What is Phonography? - Yitzchak Dumiel (Isaac Sterling)The simple answer is that phonography (literally “sound-writing’) refers to field-recording. This entails the capture of any event that can be reproduced and represented as sound. Auditory events are selected, framed by duration and method of capture, and presented in a particular format and context, all of which distinguishes a recording from the original event during which it was captured. In this respect, phonography is analogous to any other form of recording. It is distinct from recording in general only to the extent that the capture of sound is privileged over its production. This bias reflects an attempt to discover rather than invent.
Some useful analogies can be made between phonography and photography. The majority of early photographs were intended to be documentary or forensic, and many field-recordings serve these same purposes. Photographs made for enjoyment often emulated the aesthetics of more established forms of visual representation: painting and illustration. Many field-recordings also emulate aesthetics established by other media: e.g. a recording of a meadow or a souk in Cairo can be thought of as auditory equivalents of paintings or photographs; recordings are also used to present narratives similar to those typically conveyed by writing or film. Photography quickly developed beyond the cultural conventions prevalent at the time of its inception to become an endeavor preoccupied with more abstract and formal considerations (this transition can be viewed clearly in the work of photographers such as Edward Steichen and Edward Weston, or by contrasting photographs from 1900-20 with the work of Frederick Sommer and Minor White 3 decades later). A similar transition can be heard in phonography.
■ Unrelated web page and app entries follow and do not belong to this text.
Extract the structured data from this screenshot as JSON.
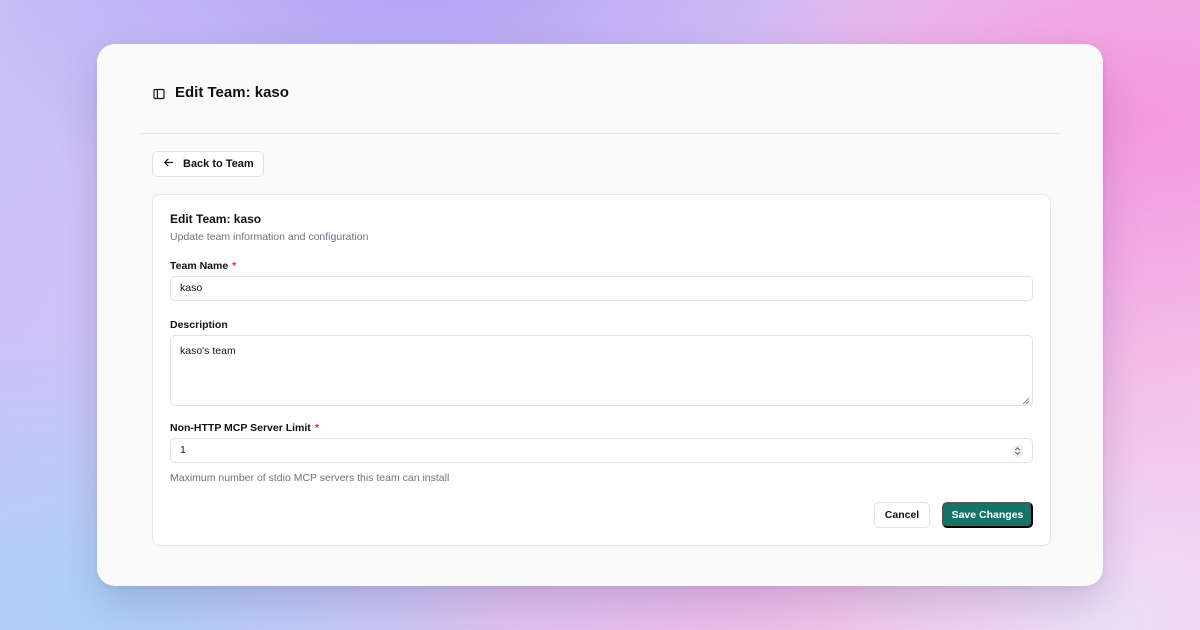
{
  "header": {
    "title": "Edit Team: kaso",
    "toggle_icon": "sidebar-toggle-icon"
  },
  "back_button": {
    "label": "Back to Team",
    "icon": "arrow-left-icon"
  },
  "card": {
    "title": "Edit Team: kaso",
    "subtitle": "Update team information and configuration"
  },
  "form": {
    "team_name": {
      "label": "Team Name",
      "required_mark": "*",
      "value": "kaso"
    },
    "description": {
      "label": "Description",
      "value": "kaso's team"
    },
    "server_limit": {
      "label": "Non-HTTP MCP Server Limit",
      "required_mark": "*",
      "value": "1",
      "helper": "Maximum number of stdio MCP servers this team can install"
    }
  },
  "actions": {
    "cancel_label": "Cancel",
    "save_label": "Save Changes"
  },
  "colors": {
    "primary": "#147468",
    "required": "#dc2626",
    "muted_text": "#6b7280"
  }
}
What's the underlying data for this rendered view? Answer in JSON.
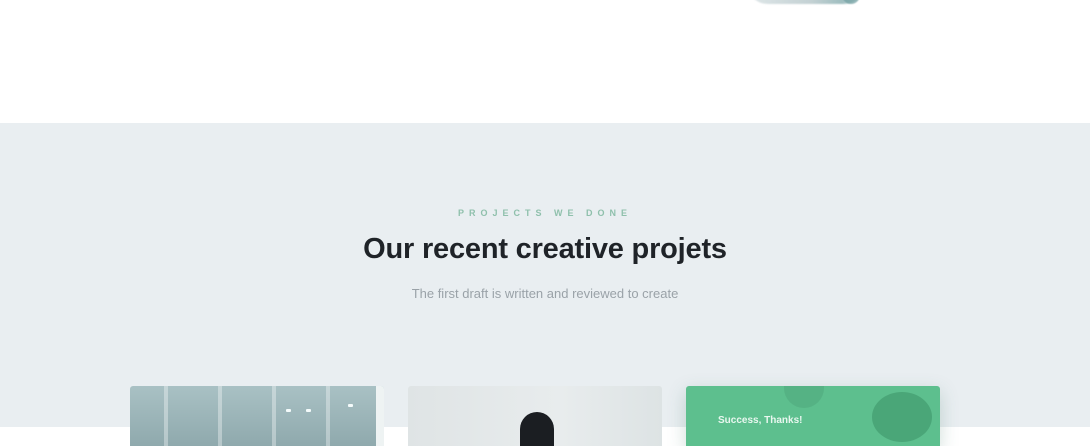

Whereas the vast majority of field-recordings are manipulated as raw material for soundtracks and other auditory projects, and untreated field-recordings are used primarily for forensic and academic purposes, a new generation of recordists has emerged, preoccupied with the abstract and formal dimensions of captured environmental sound.